The building is visually and structurally remarkable space designed by award-winning architect Kazuyo Sejima.

Shibaura House is a visually and structurally remarkable space designed by award-winning architect Kazuyo Sejima (co-founder of SANAA) with structural engineering by Mutsuro Sasaki. Illuminated by natural light, the structure is based around a staircase which provides a sense of continuity and openness. The first floor is radical in that local parents, business people and creatives intermingle and make use of the facilities (including free wi-fi) without charge. Coffee and food are available and guests are encouraged to talk to each other and forge bonds, which creates an atmosphere unseen anywhere else in the capital.
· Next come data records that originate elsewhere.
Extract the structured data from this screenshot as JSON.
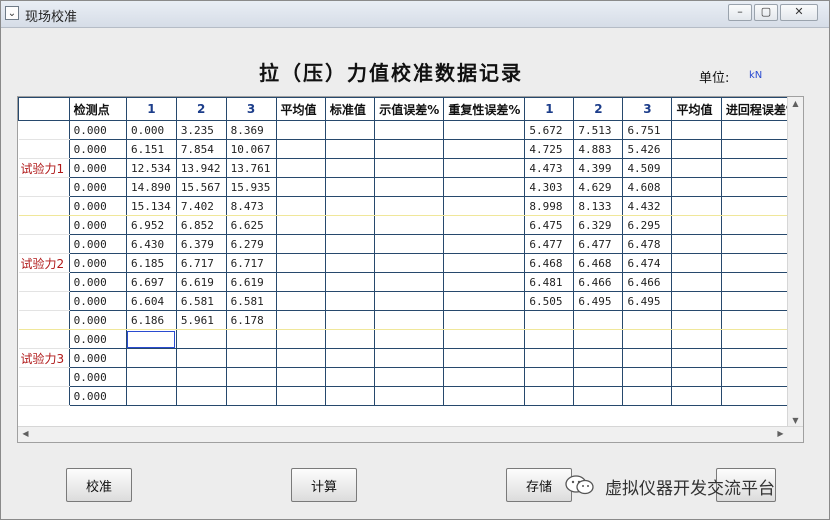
{
  "window": {
    "title": "现场校准",
    "min_icon": "minimize-icon",
    "max_icon": "maximize-icon",
    "close_icon": "close-icon"
  },
  "heading": "拉（压）力值校准数据记录",
  "unit": {
    "label": "单位:",
    "value": "kN"
  },
  "table": {
    "columns": [
      "",
      "检测点",
      "1",
      "2",
      "3",
      "平均值",
      "标准值",
      "示值误差%",
      "重复性误差%",
      "1",
      "2",
      "3",
      "平均值",
      "进回程误差%"
    ],
    "rows": [
      {
        "group": "",
        "cells": [
          "0.000",
          "0.000",
          "3.235",
          "8.369",
          "",
          "",
          "",
          "",
          "5.672",
          "7.513",
          "6.751",
          "",
          ""
        ]
      },
      {
        "group": "",
        "cells": [
          "0.000",
          "6.151",
          "7.854",
          "10.067",
          "",
          "",
          "",
          "",
          "4.725",
          "4.883",
          "5.426",
          "",
          ""
        ]
      },
      {
        "group": "试验力1",
        "cells": [
          "0.000",
          "12.534",
          "13.942",
          "13.761",
          "",
          "",
          "",
          "",
          "4.473",
          "4.399",
          "4.509",
          "",
          ""
        ]
      },
      {
        "group": "",
        "cells": [
          "0.000",
          "14.890",
          "15.567",
          "15.935",
          "",
          "",
          "",
          "",
          "4.303",
          "4.629",
          "4.608",
          "",
          ""
        ]
      },
      {
        "group": "",
        "cells": [
          "0.000",
          "15.134",
          "7.402",
          "8.473",
          "",
          "",
          "",
          "",
          "8.998",
          "8.133",
          "4.432",
          "",
          ""
        ]
      },
      {
        "group": "",
        "cells": [
          "0.000",
          "6.952",
          "6.852",
          "6.625",
          "",
          "",
          "",
          "",
          "6.475",
          "6.329",
          "6.295",
          "",
          ""
        ]
      },
      {
        "group": "",
        "cells": [
          "0.000",
          "6.430",
          "6.379",
          "6.279",
          "",
          "",
          "",
          "",
          "6.477",
          "6.477",
          "6.478",
          "",
          ""
        ]
      },
      {
        "group": "试验力2",
        "cells": [
          "0.000",
          "6.185",
          "6.717",
          "6.717",
          "",
          "",
          "",
          "",
          "6.468",
          "6.468",
          "6.474",
          "",
          ""
        ]
      },
      {
        "group": "",
        "cells": [
          "0.000",
          "6.697",
          "6.619",
          "6.619",
          "",
          "",
          "",
          "",
          "6.481",
          "6.466",
          "6.466",
          "",
          ""
        ]
      },
      {
        "group": "",
        "cells": [
          "0.000",
          "6.604",
          "6.581",
          "6.581",
          "",
          "",
          "",
          "",
          "6.505",
          "6.495",
          "6.495",
          "",
          ""
        ]
      },
      {
        "group": "",
        "cells": [
          "0.000",
          "6.186",
          "5.961",
          "6.178",
          "",
          "",
          "",
          "",
          "",
          "",
          "",
          "",
          ""
        ]
      },
      {
        "group": "",
        "cells": [
          "0.000",
          "",
          "",
          "",
          "",
          "",
          "",
          "",
          "",
          "",
          "",
          "",
          ""
        ]
      },
      {
        "group": "试验力3",
        "cells": [
          "0.000",
          "",
          "",
          "",
          "",
          "",
          "",
          "",
          "",
          "",
          "",
          "",
          ""
        ]
      },
      {
        "group": "",
        "cells": [
          "0.000",
          "",
          "",
          "",
          "",
          "",
          "",
          "",
          "",
          "",
          "",
          "",
          ""
        ]
      },
      {
        "group": "",
        "cells": [
          "0.000",
          "",
          "",
          "",
          "",
          "",
          "",
          "",
          "",
          "",
          "",
          "",
          ""
        ]
      }
    ]
  },
  "buttons": {
    "calibrate": "校准",
    "calculate": "计算",
    "save": "存储"
  },
  "watermark": {
    "icon": "wechat-icon",
    "text": "虚拟仪器开发交流平台"
  }
}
Shibaura House provides several in-house activities and programs such as an architectural tour of the building in English and Japanese, a kids’ English program, lunchtime English classes and an English Bar event. It also organizes events such as contemporary dance and theater performances, exhibitions, symposiums and talk events in addition to a recent collaborative project with the Dutch embassy titled “nl/minato.” The venture focused on the three themes of LGBT, Gender and Media with the aim of becoming “a guide for people who are interested in the intersection of these three themes…and to make a place where communities can speak freely regardless of their expertise.”

Shibaura House, a solid structure from the outside, is constantly shifting direction and progressing from the inside. New work spaces, more events and an unfeigned desire to cultivate harmony, happiness and community between people from a myriad of backgrounds exudes throughout the space. Perhaps Shibaura House takes inspiration and vision from Goethe’s assertion that “the world is so empty if one thinks only of mountains, rivers and cities; but to know someone who thinks and feels with us, and who, though distant, is close to us in spirit, this makes the earth for us an inhabited garden.”